nettle ferments as a (hopefully) delicious offering to the microbes. Module-grown
plants are soaked in this concoction before planting to try and kick off a close and
productive relationship between plant root hairs and soil microbes as quickly as
possible. We have started foliar feeding our fruiting summer crops that have just
been planted out in polytunnels with similar potions to boost their growth, and will be experimenting with more of this, as well as ‘soil soaks’ combined with before-and-
after soil testing and electron microscopy (see below!), as the season progresses.
We are also trialing a compost extract rich in fungi and nematodes called ‘The Goop’
from the Soil Ecology Lab, treating some dwarf French bean, courgette and

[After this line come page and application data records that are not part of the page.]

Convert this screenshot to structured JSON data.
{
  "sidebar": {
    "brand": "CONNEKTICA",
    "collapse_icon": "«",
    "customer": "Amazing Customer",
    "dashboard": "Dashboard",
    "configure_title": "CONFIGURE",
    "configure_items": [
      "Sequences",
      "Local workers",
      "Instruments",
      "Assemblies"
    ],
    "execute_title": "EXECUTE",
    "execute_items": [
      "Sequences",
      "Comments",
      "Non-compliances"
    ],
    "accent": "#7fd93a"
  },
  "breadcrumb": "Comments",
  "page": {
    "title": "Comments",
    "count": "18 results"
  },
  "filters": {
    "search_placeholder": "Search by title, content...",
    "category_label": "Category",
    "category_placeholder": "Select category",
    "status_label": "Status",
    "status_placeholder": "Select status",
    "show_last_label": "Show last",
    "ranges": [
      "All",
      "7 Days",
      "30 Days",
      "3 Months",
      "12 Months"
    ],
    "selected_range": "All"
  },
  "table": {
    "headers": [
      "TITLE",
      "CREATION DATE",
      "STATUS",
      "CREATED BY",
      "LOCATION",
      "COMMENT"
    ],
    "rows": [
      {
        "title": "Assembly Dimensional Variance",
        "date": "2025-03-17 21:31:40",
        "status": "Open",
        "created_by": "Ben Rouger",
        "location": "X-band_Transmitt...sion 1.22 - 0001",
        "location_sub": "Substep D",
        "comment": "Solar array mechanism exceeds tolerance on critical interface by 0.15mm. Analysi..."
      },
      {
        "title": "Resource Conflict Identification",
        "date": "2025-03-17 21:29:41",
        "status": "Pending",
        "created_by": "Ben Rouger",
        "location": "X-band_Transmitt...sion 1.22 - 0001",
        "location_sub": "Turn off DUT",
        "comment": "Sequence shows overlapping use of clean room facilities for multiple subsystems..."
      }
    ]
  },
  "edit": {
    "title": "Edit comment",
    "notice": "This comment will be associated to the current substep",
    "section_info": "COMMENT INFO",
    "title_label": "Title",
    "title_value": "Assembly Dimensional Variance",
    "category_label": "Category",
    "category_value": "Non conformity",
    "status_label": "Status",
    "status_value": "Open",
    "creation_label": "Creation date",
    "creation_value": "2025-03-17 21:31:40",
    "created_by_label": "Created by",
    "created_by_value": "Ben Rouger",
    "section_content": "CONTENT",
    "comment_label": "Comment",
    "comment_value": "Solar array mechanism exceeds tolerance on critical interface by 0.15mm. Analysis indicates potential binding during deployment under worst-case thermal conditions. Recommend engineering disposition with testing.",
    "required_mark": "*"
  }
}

cucumber seed with the extract and leaving some untreated for comparison. Stay
tuned for some of the results!
* Seed sovereignty has been defined as a grower’s right to breed and exchange
diverse, open-source seeds, which can be saved and are not patented, genetically
modified or owned by one of the four agrochemical companies that control more than
60% of global seed trade. See https://www.theguardian.com/uk-
Toensmeier, E., Ferguson, R. and Mehra, M., 2020. Perennial vegetables: A
neglected resource for biodiversity, carbon sequestration, and nutrition. PLoS
One, 15(7), p.e0234611.
Written by Julia Spindel who has been training with us for the last two seasons
Ashley has been running Trill Farm Garden since 2010 with his partner Kate. Ellen is the Senior Grower and Seed Coordinator at Trill Farm Garden.